BEGIN The records

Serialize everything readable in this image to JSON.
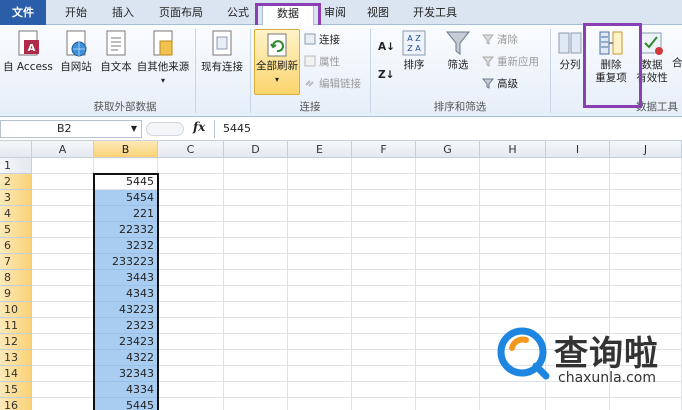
{
  "tabs": [
    {
      "label": "文件",
      "left": 0
    },
    {
      "label": "开始"
    },
    {
      "label": "插入"
    },
    {
      "label": "页面布局"
    },
    {
      "label": "公式"
    },
    {
      "label": "数据"
    },
    {
      "label": "审阅"
    },
    {
      "label": "视图"
    },
    {
      "label": "开发工具"
    }
  ],
  "ribbon": {
    "external": {
      "access": "自 Access",
      "web": "自网站",
      "text": "自文本",
      "other": "自其他来源",
      "existing": "现有连接",
      "group_label": "获取外部数据"
    },
    "connections": {
      "refresh_all": "全部刷新",
      "connections": "连接",
      "properties": "属性",
      "edit_links": "编辑链接",
      "group_label": "连接"
    },
    "sort": {
      "sort": "排序",
      "filter": "筛选",
      "clear": "清除",
      "reapply": "重新应用",
      "advanced": "高级",
      "group_label": "排序和筛选"
    },
    "tools": {
      "split": "分列",
      "remove_dup_1": "删除",
      "remove_dup_2": "重复项",
      "validation_1": "数据",
      "validation_2": "有效性",
      "group_label": "数据工具"
    }
  },
  "formula_bar": {
    "name_box": "B2",
    "fx": "fx",
    "value": "5445"
  },
  "grid": {
    "columns": [
      "A",
      "B",
      "C",
      "D",
      "E",
      "F",
      "G",
      "H",
      "I",
      "J"
    ],
    "rows": [
      "1",
      "2",
      "3",
      "4",
      "5",
      "6",
      "7",
      "8",
      "9",
      "10",
      "11",
      "12",
      "13",
      "14",
      "15",
      "16"
    ],
    "b_values": [
      "",
      "5445",
      "5454",
      "221",
      "22332",
      "3232",
      "233223",
      "3443",
      "4343",
      "43223",
      "2323",
      "23423",
      "4322",
      "32343",
      "4334",
      "5445"
    ]
  },
  "watermark": {
    "title": "查询啦",
    "url": "chaxunla.com"
  },
  "colors": {
    "highlight": "#8b3fb5",
    "file_tab": "#2a5ea8",
    "selection": "#a9cdf1"
  }
}
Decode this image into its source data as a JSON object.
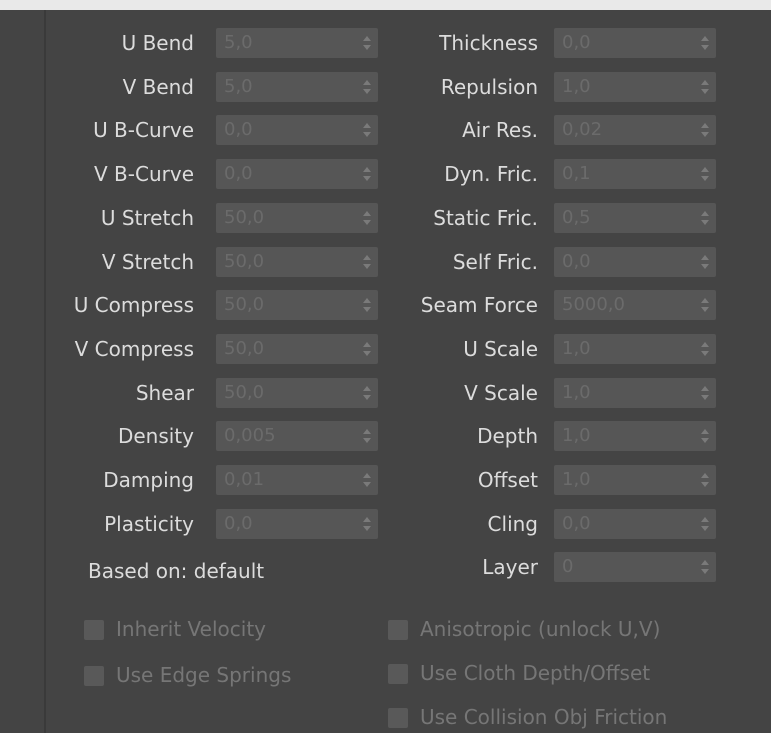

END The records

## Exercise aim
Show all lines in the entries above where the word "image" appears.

## Result of this task
Serialize everything readable in this image to JSON.
Decode this image into its source data as a JSON object.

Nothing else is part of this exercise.